There are five designated primitive campgrounds along the Blueway: Audubon Island, Williams Island, Pot Point Cabin, Prentice Cooper State Forest, and Oats Island Campsite. The camping is free, but you must obtain permission in advance from the Tennessee River Gorge Trust.

In addition, there are some phenomenal opportunities for glamping (short for glamorous camping) that are totally worth the splurge.

For example, the Maclellan Sanctuary on Audubon Island, epitomizes the Blueway’s unique mixture of cityscape and wilderness. How often can you sleep on a pocket-sized island in the heart of an urban downtown? As the sun sets, relax with a campfire dinner, then take the Chattanooga Water Taxi into town to enjoy a cocktail and stroll the waterfront.

The Paddler’s Perch is a childhood dream realized: A full-scale treehouse nestled high up in the forest. The Perch is owned and operated by the Chattanooga Nature Center, and is exclusively available as a private rental to its members and Blueway paddlers. To reach it, you must paddle inland on Lookout Creek. Cradled inside the canopy with an open view of the stars, you may hear the lonely howl of the nature center’s resident red wolves.

On the shores of Nickajack Lake, Hales Bar Marina and Resort rents out floating cabins. These cozy little abodes come fully furnished, complete with kitchenettes and hot showers. One even has a fireplace.

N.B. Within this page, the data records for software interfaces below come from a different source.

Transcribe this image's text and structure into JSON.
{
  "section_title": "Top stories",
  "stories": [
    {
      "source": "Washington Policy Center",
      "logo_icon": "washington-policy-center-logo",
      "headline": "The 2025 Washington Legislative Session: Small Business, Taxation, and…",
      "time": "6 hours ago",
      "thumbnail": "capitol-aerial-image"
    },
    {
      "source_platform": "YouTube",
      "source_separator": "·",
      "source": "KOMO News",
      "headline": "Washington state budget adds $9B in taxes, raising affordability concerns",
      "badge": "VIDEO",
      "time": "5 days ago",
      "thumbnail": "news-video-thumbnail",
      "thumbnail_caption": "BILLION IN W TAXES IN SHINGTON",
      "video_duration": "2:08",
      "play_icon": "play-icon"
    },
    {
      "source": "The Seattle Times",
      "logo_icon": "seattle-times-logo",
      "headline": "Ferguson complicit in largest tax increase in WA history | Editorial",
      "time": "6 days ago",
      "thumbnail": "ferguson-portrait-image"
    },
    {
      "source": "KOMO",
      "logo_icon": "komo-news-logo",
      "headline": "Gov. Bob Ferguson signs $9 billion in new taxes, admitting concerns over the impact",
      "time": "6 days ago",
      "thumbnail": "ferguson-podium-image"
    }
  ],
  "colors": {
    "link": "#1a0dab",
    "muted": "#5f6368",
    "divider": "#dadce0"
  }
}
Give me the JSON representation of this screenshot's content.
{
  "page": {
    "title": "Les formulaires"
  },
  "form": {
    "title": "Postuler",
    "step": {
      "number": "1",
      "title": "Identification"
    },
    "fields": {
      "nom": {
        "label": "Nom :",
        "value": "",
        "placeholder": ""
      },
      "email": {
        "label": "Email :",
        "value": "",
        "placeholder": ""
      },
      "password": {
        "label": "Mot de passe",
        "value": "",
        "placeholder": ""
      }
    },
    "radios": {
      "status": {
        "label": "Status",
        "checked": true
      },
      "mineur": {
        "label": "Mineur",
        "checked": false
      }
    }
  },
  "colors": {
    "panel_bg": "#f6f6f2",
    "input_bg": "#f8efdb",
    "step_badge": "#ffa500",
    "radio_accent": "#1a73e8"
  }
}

As you’re nearing the end of your time on the river, there’s no reason not to indulge in one last unforgettable overnight.

Originally written by RootsRated for Rock/Creek.